The greatest challenge for the City of Tukwila is knowledge — truly knowing what our community needs and not making assumptions about what will work best for the community and, for that matter, the numerous smaller communities that make up our city. With the NRPA Parks as Community Wellness Hubs grant dollars, our hope is to lead by learning.
This involves conducting research via surveys and focus groups to accurately learn from our community how we can deliver more effective nutrition and wellness programs.
For example, currently the city distributes food only. We don’t know for sure if what we are delivering is adequate for community needs. Focus groups will allow us to get that rich anecdotal information, especially when we conduct them in languages spoken in the community. We will be able to determine the specific needs of various communities, as well as how to best deliver and communicate the services and resources based on information gathered.
Additionally, centering our work within the community, our hope is to have more equitable outcomes. We plan to recruit community members in the delivery and communication of these services, tapping youth through job training opportunities.
The youth are well-placed to be excellent advocates. Their multilingual capabilities ensure we are able to meet community members where they are with someone they know and trust. This also builds ownership of programs within the community. What’s more, these youth ambassadors also will be able to provide critical feedback on what works and what does not work within their specific community, encouraging stewardship and buy-in.
Tukwila is a preview of the direction that our country is going.
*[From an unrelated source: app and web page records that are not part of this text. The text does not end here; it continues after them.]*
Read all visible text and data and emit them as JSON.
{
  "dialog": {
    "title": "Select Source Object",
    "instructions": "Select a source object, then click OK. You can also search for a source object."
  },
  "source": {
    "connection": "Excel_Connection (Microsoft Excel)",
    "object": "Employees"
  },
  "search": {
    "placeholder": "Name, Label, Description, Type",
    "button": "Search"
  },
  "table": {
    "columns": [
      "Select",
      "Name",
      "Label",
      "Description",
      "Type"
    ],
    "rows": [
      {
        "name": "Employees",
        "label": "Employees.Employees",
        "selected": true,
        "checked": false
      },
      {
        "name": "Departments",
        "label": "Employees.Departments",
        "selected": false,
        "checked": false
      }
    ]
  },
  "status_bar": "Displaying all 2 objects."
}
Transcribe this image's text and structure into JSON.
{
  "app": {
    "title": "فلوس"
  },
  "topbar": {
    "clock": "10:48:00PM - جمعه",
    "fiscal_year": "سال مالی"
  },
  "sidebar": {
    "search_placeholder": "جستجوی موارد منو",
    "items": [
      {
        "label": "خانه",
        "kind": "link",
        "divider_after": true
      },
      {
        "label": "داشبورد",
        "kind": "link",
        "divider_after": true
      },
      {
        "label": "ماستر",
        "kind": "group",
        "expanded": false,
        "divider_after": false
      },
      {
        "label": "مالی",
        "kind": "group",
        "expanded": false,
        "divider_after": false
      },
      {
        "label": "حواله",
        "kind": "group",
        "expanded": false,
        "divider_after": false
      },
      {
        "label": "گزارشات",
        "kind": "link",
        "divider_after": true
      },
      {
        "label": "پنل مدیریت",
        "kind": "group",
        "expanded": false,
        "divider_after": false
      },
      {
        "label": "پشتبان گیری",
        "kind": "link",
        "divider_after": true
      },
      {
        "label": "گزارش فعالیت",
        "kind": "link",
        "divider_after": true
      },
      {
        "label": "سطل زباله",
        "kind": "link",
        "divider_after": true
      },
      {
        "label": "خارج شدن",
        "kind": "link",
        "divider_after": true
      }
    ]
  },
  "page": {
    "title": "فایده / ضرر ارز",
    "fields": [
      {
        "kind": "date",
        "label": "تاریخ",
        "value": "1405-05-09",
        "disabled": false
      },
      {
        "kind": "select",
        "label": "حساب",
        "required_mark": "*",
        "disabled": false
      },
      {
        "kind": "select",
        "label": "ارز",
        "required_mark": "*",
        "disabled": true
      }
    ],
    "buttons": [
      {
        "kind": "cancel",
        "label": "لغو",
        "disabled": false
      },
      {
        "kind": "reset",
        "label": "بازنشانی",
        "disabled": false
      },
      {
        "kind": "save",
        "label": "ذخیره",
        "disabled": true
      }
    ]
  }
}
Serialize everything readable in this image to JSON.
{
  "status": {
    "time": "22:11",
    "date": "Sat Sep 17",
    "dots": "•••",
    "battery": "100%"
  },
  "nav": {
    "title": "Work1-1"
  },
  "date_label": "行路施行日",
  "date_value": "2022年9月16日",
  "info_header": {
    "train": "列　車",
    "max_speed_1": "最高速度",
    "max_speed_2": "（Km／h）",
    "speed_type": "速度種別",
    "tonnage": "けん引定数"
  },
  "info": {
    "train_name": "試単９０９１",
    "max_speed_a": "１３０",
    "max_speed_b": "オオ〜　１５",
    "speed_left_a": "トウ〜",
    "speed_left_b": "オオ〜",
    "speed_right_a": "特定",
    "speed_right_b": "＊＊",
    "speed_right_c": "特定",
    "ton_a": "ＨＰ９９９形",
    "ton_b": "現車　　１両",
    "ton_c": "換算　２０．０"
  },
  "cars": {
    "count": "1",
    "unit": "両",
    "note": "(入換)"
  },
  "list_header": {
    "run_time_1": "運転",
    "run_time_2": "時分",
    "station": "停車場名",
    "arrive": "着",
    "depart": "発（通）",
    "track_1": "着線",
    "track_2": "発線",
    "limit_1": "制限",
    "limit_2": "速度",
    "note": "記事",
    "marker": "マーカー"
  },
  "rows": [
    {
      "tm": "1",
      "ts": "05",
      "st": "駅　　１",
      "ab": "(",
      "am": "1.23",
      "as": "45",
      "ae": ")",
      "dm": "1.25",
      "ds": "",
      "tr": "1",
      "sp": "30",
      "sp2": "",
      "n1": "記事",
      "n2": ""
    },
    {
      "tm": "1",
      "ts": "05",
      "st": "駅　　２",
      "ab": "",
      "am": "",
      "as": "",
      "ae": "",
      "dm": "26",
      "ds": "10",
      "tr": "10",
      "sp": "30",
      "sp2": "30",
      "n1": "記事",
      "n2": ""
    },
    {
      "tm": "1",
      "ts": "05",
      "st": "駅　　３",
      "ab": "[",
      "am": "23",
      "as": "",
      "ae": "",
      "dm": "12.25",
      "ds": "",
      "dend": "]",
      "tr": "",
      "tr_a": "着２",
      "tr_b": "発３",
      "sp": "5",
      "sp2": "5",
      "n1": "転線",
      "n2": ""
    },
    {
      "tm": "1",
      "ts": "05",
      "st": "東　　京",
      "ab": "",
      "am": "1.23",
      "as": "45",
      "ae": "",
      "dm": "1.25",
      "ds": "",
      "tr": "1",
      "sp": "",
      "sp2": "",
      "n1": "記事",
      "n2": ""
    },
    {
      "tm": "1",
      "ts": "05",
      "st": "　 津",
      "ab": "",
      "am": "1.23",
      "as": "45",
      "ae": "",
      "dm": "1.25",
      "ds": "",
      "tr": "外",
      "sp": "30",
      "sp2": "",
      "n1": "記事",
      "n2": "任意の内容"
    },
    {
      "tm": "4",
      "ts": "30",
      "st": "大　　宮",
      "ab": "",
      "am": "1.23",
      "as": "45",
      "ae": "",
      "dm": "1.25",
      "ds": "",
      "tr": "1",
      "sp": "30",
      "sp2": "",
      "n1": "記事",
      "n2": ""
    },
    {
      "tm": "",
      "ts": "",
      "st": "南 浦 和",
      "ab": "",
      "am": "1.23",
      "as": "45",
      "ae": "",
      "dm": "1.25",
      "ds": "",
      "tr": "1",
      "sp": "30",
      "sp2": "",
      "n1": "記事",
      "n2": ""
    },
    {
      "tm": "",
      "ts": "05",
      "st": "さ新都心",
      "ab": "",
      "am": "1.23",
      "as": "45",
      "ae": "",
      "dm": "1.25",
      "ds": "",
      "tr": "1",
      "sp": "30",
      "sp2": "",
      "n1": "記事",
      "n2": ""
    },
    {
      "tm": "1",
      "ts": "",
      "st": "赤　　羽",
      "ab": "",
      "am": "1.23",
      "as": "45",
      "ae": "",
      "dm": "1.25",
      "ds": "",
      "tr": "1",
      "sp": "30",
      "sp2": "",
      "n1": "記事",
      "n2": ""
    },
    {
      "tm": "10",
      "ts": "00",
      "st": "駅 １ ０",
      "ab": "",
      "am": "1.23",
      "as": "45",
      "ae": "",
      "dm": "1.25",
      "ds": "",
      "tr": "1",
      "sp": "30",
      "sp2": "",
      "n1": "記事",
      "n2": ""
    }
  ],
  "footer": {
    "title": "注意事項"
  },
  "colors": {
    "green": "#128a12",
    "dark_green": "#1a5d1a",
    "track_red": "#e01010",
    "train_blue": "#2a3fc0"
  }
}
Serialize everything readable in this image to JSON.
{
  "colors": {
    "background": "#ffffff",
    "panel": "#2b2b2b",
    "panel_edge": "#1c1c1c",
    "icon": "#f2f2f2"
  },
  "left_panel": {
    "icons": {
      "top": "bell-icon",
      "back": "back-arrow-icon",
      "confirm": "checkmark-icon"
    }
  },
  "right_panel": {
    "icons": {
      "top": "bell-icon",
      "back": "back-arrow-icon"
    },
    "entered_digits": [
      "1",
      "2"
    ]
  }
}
By implementing a wellness hub in such a diverse community, we can become a model not only for best practices, but also for best equitable practices for other organizations nationwide.
Tiffany Johnson is Parks and Recreation Manager for City of Tukwila.